What you write must be the lines from the one holding "What's the underlying" through the final line of the records below, reproduced exactly, minus the pictures.

[Collected data entries]
--------------------------------------------------

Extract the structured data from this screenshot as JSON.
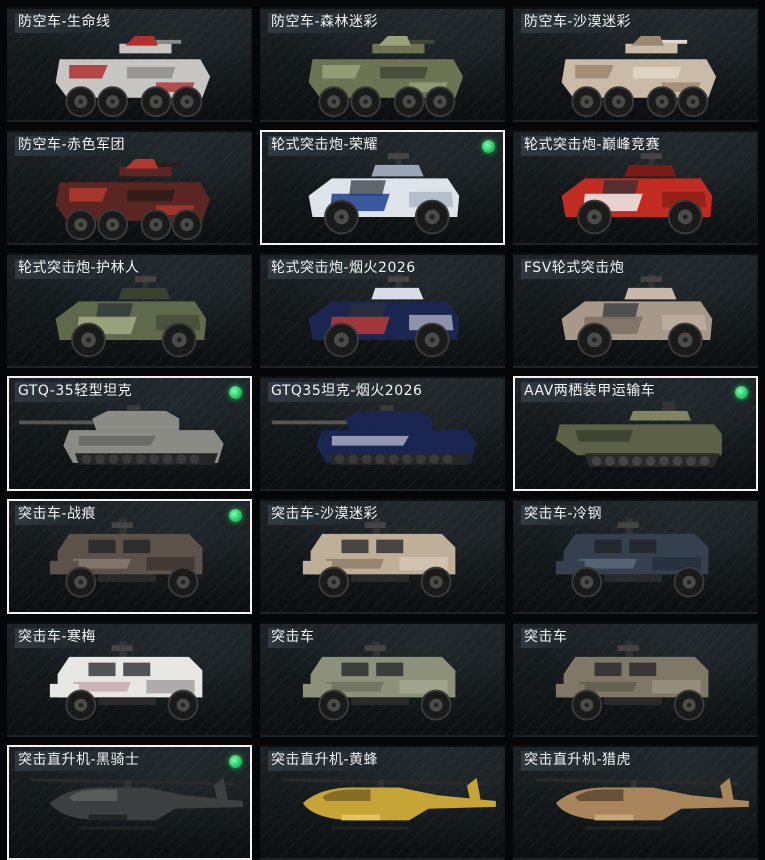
{
  "vehicles": [
    {
      "name": "防空车-生命线",
      "owned": false,
      "selected": false,
      "type": "aa",
      "camo": [
        "#c8c6c2",
        "#b0302e",
        "#8a8a86"
      ]
    },
    {
      "name": "防空车-森林迷彩",
      "owned": false,
      "selected": false,
      "type": "aa",
      "camo": [
        "#6d7454",
        "#9aa27a",
        "#3f4634"
      ]
    },
    {
      "name": "防空车-沙漠迷彩",
      "owned": false,
      "selected": false,
      "type": "aa",
      "camo": [
        "#c9bba7",
        "#9c8770",
        "#e3d9cb"
      ]
    },
    {
      "name": "防空车-赤色军团",
      "owned": false,
      "selected": false,
      "type": "aa",
      "camo": [
        "#5b2622",
        "#b1392e",
        "#2b1a18"
      ]
    },
    {
      "name": "轮式突击炮-荣耀",
      "owned": true,
      "selected": true,
      "type": "assault_gun",
      "camo": [
        "#dfe3ea",
        "#1c3f8f",
        "#9aa6b8"
      ]
    },
    {
      "name": "轮式突击炮-巅峰竞赛",
      "owned": false,
      "selected": false,
      "type": "assault_gun",
      "camo": [
        "#c22b20",
        "#eeeeee",
        "#7a1a14"
      ]
    },
    {
      "name": "轮式突击炮-护林人",
      "owned": false,
      "selected": false,
      "type": "assault_gun",
      "camo": [
        "#5f6a4c",
        "#a3aa86",
        "#3a4030"
      ]
    },
    {
      "name": "轮式突击炮-烟火2026",
      "owned": false,
      "selected": false,
      "type": "assault_gun",
      "camo": [
        "#1b2650",
        "#b83a3a",
        "#d9dbe6"
      ]
    },
    {
      "name": "FSV轮式突击炮",
      "owned": false,
      "selected": false,
      "type": "assault_gun",
      "camo": [
        "#a7988a",
        "#7c6e62",
        "#c6b8aa"
      ]
    },
    {
      "name": "GTQ-35轻型坦克",
      "owned": true,
      "selected": true,
      "type": "tank",
      "camo": [
        "#8b8b86",
        "#5e5e5a",
        "#b5b4ae"
      ]
    },
    {
      "name": "GTQ35坦克-烟火2026",
      "owned": false,
      "selected": false,
      "type": "tank",
      "camo": [
        "#1a2552",
        "#c7c9da",
        "#b23333"
      ]
    },
    {
      "name": "AAV两栖装甲运输车",
      "owned": true,
      "selected": true,
      "type": "amphibious",
      "camo": [
        "#5b6046",
        "#7f8562",
        "#3a3e2e"
      ]
    },
    {
      "name": "突击车-战痕",
      "owned": true,
      "selected": true,
      "type": "assault_car",
      "camo": [
        "#5d524a",
        "#8a7d72",
        "#2f2a26"
      ]
    },
    {
      "name": "突击车-沙漠迷彩",
      "owned": false,
      "selected": false,
      "type": "assault_car",
      "camo": [
        "#bfae98",
        "#8d7a65",
        "#ddd0bf"
      ]
    },
    {
      "name": "突击车-冷钢",
      "owned": false,
      "selected": false,
      "type": "assault_car",
      "camo": [
        "#34404e",
        "#5d6c7c",
        "#222a33"
      ]
    },
    {
      "name": "突击车-寒梅",
      "owned": false,
      "selected": false,
      "type": "assault_car",
      "camo": [
        "#e9e7e3",
        "#c4a6ad",
        "#8a8486"
      ]
    },
    {
      "name": "突击车",
      "owned": false,
      "selected": false,
      "type": "assault_car",
      "camo": [
        "#8e917a",
        "#6c6f5c",
        "#aeb09a"
      ]
    },
    {
      "name": "突击车",
      "owned": false,
      "selected": false,
      "type": "assault_car",
      "camo": [
        "#807867",
        "#5f5a4d",
        "#a59d8b"
      ]
    },
    {
      "name": "突击直升机-黑骑士",
      "owned": true,
      "selected": true,
      "type": "helicopter",
      "camo": [
        "#3c3f3f",
        "#5c605f",
        "#222424"
      ]
    },
    {
      "name": "突击直升机-黄蜂",
      "owned": false,
      "selected": false,
      "type": "helicopter",
      "camo": [
        "#c7a436",
        "#7a6422",
        "#e2c65c"
      ]
    },
    {
      "name": "突击直升机-猎虎",
      "owned": false,
      "selected": false,
      "type": "helicopter",
      "camo": [
        "#a8855a",
        "#5a4630",
        "#c9a878"
      ]
    }
  ]
}
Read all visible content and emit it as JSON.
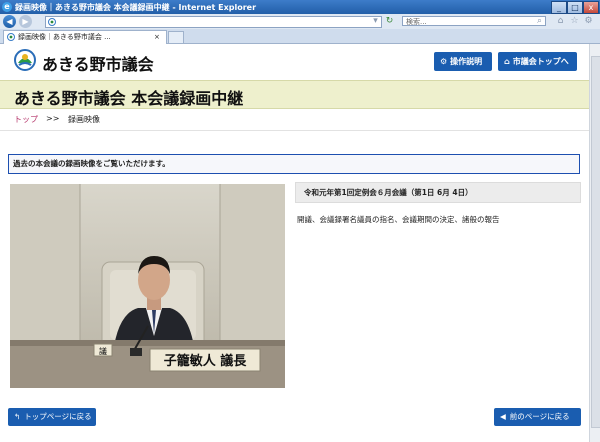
{
  "browser": {
    "window_title": "録画映像｜あきる野市議会 本会議録画中継 - Internet Explorer",
    "search_placeholder": "検索...",
    "tab_label": "録画映像｜あきる野市議会 ...",
    "tab_close": "×"
  },
  "header": {
    "site_name": "あきる野市議会",
    "buttons": [
      {
        "label": "操作説明",
        "icon": "gear-icon"
      },
      {
        "label": "市議会トップへ",
        "icon": "building-icon"
      }
    ]
  },
  "page_title": "あきる野市議会 本会議録画中継",
  "breadcrumb": {
    "top": "トップ",
    "separator": ">>",
    "current": "録画映像"
  },
  "notice": "過去の本会議の録画映像をご覧いただけます。",
  "video": {
    "nameplate": "子籠敏人 議長",
    "seal_text": "議"
  },
  "session": {
    "title": "令和元年第1回定例会６月会議（第1日 6月 4日）",
    "agenda": "開議、会議録署名議員の指名、会議期間の決定、諸般の報告"
  },
  "footer": {
    "top_button": "トップページに戻る",
    "back_button": "前のページに戻る"
  },
  "colors": {
    "accent": "#1a5db0",
    "band": "#eef0cd",
    "notice_border": "#1d4fb0",
    "breadcrumb_link": "#b5356a"
  }
}
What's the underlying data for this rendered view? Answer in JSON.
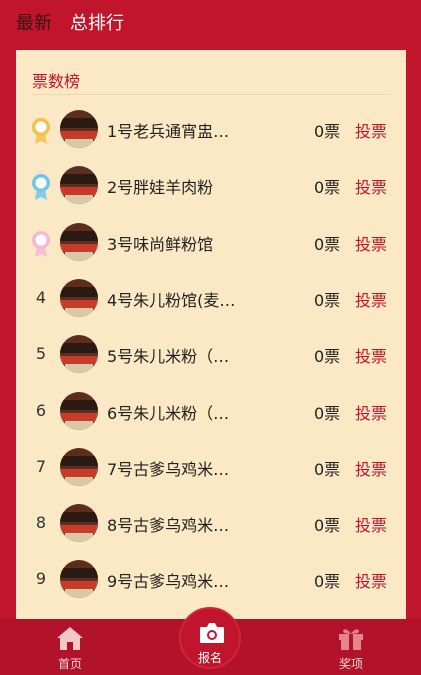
{
  "header": {
    "tabs": [
      {
        "label": "最新"
      },
      {
        "label": "总排行"
      }
    ]
  },
  "panel": {
    "title": "票数榜",
    "vote_label": "投票",
    "rows": [
      {
        "rank": "1",
        "medal": "gold",
        "name": "1号老兵通宵盅…",
        "votes": "0票"
      },
      {
        "rank": "2",
        "medal": "silver",
        "name": "2号胖娃羊肉粉",
        "votes": "0票"
      },
      {
        "rank": "3",
        "medal": "bronze",
        "name": "3号味尚鲜粉馆",
        "votes": "0票"
      },
      {
        "rank": "4",
        "medal": null,
        "name": "4号朱儿粉馆(麦…",
        "votes": "0票"
      },
      {
        "rank": "5",
        "medal": null,
        "name": "5号朱儿米粉（…",
        "votes": "0票"
      },
      {
        "rank": "6",
        "medal": null,
        "name": "6号朱儿米粉（…",
        "votes": "0票"
      },
      {
        "rank": "7",
        "medal": null,
        "name": "7号古爹乌鸡米…",
        "votes": "0票"
      },
      {
        "rank": "8",
        "medal": null,
        "name": "8号古爹乌鸡米…",
        "votes": "0票"
      },
      {
        "rank": "9",
        "medal": null,
        "name": "9号古爹乌鸡米…",
        "votes": "0票"
      }
    ]
  },
  "bottom_nav": {
    "home_label": "首页",
    "signup_label": "报名",
    "prize_label": "奖项"
  },
  "colors": {
    "brand_red": "#c1152d",
    "panel_bg": "#fbe8c4",
    "medal_gold": "#f2c14e",
    "medal_silver": "#6ec6ea",
    "medal_bronze": "#f3b8d8"
  },
  "icons": {
    "medal": "medal-icon",
    "home": "home-icon",
    "camera": "camera-icon",
    "gift": "gift-icon"
  }
}
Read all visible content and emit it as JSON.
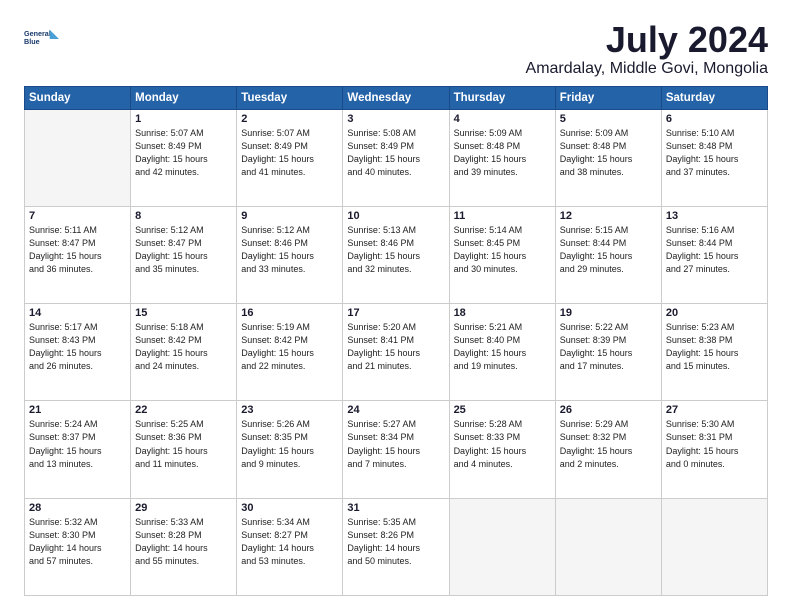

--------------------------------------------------

__Exercise response__:
What's the underlying data for this rendered view? Answer in JSON.
{
  "header": {
    "tabs": [
      {
        "label": "最新"
      },
      {
        "label": "总排行"
      }
    ]
  },
  "panel": {
    "title": "票数榜",
    "vote_label": "投票",
    "rows": [
      {
        "rank": "1",
        "medal": "gold",
        "name": "1号老兵通宵盅…",
        "votes": "0票"
      },
      {
        "rank": "2",
        "medal": "silver",
        "name": "2号胖娃羊肉粉",
        "votes": "0票"
      },
      {
        "rank": "3",
        "medal": "bronze",
        "name": "3号味尚鲜粉馆",
        "votes": "0票"
      },
      {
        "rank": "4",
        "medal": null,
        "name": "4号朱儿粉馆(麦…",
        "votes": "0票"
      },
      {
        "rank": "5",
        "medal": null,
        "name": "5号朱儿米粉（…",
        "votes": "0票"
      },
      {
        "rank": "6",
        "medal": null,
        "name": "6号朱儿米粉（…",
        "votes": "0票"
      },
      {
        "rank": "7",
        "medal": null,
        "name": "7号古爹乌鸡米…",
        "votes": "0票"
      },
      {
        "rank": "8",
        "medal": null,
        "name": "8号古爹乌鸡米…",
        "votes": "0票"
      },
      {
        "rank": "9",
        "medal": null,
        "name": "9号古爹乌鸡米…",
        "votes": "0票"
      }
    ]
  },
  "bottom_nav": {
    "home_label": "首页",
    "signup_label": "报名",
    "prize_label": "奖项"
  },
  "colors": {
    "brand_red": "#c1152d",
    "panel_bg": "#fbe8c4",
    "medal_gold": "#f2c14e",
    "medal_silver": "#6ec6ea",
    "medal_bronze": "#f3b8d8"
  },
  "icons": {
    "medal": "medal-icon",
    "home": "home-icon",
    "camera": "camera-icon",
    "gift": "gift-icon"
  }
}
Read all visible content and emit it as JSON.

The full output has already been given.